Where to do an internship?

There are so many amazing creative studios and agencies, so the best place to start is to make a list of your top 20 and reach out. If you’re in school or have something else tieing you down location wise, make sure to only look for places within driving distance. If not, this is a great time to branch out and live in a new city!

Some places hire summer interns, some places just always have an intern or two, and some places don’t even advertise that they want/need an intern, so even if there isn’t a job opening listed anywhere, send them an email anyway. Apply to a lot of places and keep an open mind. There are a lot of big names in advertising and design, but don’t get caught up in that. There are also a lot of not as well known and small shops that are just as awesome, if not more. So don’t be disappointed if you don’t get the internship at the most well known place you applied to, but also don’t let that discourage you from applying. They may get hundreds of applicants, but they have to pick someone, and that someone might be you!

When to do an internship?

You can do an internship at basically any point on your creative journey. You just have to make sure that the internships you’re applying for match up with your skill level to some extent. There are basically three different types of internships:

  1. No experience: These internships are for students who are just starting out and getting their feet wet. They know that you don’t have any experience, so the point of the internship is to teach you. Sometimes this means that you’re doing a lot of menial tasks with some instruction here and there, but sometimes it means you get to look over the shoulder of an experienced designer and then try your hand at it yourself with their guidance. It can be hard to tell, but ask a lot of questions beforehand to try and get a feel for it.

  2. Some experience: These are for students in the middle or nearing the end of their time in school, or people who are self taught. You need to have a basic knowledge of Adobe Creative Suite and some sort of design knowledge, but you’re not expected to be a pro or know all the ins and outs of working at an agency. This is a great internship to do over the summer in between semesters to gain experience and get a taste of the real world. It will also give you a feel of what it’s like working in the field. A lot of agencies are pretty small, but some are really large, so getting a feel for what kind of environment you prefer is great before you’re ready to apply for jobs.

  3. Intern to hire: This is for people who know what they’re doing, have experience, have a book, and are ready to get a job. It’s very common for agencies to want you to do a short internship before they hire you. This is mainly because creative teams are usually pretty tight knit and have a certain culture, and they want to make sure you fit. It also gives you a chance to make sure you enjoy their work culture and would enjoy working there. You have to be careful with these and make sure they actually have the intention of hiring you, because some places will keep you as an intern indefinitely and then eventually tell you they can’t hire you on full time. Ain’t nobody got time for that. But it is common for agencies to want you to intern first, so don’t let that turn you away from a job that you think you’d really love!
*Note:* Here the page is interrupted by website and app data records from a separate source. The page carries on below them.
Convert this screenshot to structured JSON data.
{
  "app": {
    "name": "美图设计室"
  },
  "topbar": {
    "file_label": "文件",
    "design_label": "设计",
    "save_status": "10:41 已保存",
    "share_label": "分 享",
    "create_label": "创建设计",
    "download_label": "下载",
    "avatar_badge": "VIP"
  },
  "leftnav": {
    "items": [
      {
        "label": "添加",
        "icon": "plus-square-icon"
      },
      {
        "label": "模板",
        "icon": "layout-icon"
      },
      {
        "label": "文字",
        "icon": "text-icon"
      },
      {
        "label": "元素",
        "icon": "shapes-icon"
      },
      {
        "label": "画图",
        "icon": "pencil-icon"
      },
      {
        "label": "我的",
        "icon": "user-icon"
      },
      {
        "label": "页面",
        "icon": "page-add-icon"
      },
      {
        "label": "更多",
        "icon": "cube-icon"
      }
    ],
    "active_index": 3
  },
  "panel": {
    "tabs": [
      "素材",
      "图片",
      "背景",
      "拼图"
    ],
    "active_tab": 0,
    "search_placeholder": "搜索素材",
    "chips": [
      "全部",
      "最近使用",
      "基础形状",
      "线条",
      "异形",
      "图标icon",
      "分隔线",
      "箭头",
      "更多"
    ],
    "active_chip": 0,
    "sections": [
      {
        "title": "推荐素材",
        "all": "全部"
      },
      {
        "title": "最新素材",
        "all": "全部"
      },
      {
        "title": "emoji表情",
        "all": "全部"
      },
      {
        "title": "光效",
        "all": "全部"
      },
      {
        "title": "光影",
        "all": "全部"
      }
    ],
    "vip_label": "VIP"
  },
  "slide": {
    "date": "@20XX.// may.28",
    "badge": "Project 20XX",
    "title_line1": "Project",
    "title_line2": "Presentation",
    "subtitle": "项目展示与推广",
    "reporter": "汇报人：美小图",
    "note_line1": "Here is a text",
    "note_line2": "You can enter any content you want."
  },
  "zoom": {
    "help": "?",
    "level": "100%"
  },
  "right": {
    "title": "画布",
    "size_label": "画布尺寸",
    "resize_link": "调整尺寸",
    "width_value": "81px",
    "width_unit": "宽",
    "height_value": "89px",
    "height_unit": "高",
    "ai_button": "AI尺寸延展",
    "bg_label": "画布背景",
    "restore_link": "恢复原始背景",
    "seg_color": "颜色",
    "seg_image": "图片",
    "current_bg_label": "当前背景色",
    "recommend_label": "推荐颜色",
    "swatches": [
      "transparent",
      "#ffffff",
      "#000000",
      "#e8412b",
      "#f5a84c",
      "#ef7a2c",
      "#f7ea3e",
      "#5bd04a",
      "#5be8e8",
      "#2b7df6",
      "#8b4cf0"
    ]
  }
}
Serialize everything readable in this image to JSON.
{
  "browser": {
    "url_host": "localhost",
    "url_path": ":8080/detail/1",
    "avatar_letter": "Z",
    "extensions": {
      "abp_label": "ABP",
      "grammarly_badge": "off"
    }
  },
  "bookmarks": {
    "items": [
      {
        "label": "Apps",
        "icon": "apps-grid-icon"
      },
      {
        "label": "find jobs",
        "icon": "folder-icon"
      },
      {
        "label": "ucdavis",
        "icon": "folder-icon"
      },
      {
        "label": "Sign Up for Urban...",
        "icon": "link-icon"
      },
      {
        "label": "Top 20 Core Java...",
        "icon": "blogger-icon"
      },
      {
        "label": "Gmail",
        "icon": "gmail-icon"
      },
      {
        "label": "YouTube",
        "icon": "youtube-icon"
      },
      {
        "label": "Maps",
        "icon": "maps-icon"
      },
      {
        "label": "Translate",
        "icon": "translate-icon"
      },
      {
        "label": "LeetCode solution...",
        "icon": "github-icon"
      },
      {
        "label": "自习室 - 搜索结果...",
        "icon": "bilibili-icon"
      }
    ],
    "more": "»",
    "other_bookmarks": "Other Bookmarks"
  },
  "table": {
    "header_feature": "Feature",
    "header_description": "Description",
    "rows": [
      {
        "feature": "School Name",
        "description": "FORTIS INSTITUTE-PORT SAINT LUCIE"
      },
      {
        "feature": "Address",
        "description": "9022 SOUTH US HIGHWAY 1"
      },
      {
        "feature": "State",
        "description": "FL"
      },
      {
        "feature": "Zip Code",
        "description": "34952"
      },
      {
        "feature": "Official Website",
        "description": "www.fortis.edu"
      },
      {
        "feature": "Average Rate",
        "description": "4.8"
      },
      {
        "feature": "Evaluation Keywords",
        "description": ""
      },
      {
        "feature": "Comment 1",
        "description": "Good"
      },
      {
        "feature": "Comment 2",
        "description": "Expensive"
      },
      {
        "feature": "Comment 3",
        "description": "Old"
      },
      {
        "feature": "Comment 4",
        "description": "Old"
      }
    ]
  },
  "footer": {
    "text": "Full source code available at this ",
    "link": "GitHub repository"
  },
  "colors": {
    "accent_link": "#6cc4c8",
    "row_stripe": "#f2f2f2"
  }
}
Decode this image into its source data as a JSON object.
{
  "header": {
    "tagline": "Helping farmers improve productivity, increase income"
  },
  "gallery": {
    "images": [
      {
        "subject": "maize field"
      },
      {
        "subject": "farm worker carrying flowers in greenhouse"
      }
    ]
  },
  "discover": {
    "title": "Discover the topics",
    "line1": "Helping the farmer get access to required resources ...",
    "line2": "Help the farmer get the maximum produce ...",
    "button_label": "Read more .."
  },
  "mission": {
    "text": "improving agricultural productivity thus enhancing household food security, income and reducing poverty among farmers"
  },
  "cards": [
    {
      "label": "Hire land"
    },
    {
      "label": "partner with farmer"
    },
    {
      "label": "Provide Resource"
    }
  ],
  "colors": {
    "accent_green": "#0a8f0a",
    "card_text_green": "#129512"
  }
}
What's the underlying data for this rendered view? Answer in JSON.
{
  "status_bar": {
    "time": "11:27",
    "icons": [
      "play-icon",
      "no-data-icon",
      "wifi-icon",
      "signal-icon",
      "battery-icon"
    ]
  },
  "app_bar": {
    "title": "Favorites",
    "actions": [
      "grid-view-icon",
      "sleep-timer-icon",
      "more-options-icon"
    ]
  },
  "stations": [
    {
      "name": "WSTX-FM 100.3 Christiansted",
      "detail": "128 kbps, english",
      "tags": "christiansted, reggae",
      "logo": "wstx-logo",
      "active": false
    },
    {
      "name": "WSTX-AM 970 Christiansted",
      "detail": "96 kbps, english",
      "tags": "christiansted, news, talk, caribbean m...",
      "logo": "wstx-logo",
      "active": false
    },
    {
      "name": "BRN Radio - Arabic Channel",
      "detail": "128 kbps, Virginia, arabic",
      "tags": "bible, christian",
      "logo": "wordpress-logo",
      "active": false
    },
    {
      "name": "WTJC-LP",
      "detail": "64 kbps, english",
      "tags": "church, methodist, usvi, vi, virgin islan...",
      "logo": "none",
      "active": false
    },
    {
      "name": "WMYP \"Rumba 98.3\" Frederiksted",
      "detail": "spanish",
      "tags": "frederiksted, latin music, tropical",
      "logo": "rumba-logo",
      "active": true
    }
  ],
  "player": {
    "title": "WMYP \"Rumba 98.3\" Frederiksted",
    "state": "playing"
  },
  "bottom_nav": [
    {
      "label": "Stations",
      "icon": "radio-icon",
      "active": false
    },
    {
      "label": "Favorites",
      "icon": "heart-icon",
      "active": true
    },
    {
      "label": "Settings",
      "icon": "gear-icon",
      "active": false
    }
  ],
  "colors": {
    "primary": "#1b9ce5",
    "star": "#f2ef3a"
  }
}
When to not take an internship?

DON’T TAKE AN UNPAID INTERNSHIP. If you get anything from this blog, it’s that you should never work for free. For some reason the creative field is the only one where people think they can get you to do stuff for them for free, and it’s crazy. Internships are the same way. You’re doing work for them, and it’s usually work that no one else wants to do, so you should get paid. Plain and simple. Now, don’t expect to make a crazy amount of money, but they should be paying you something.

After emailing a bunch of people and getting some responses, your second email needs to ask if the internship is paid and, if so, how much. Don’t be afraid to ask! They will most always have a set hourly rate already decided, so you can know right off the bat if it’s something you’re interested in. Also, ask if the position is part time of full time. Don’t ever take an internship without knowing all the details!

I hope this answers all your questions! But if you think of anything else or need advice, comment down below or send me an email!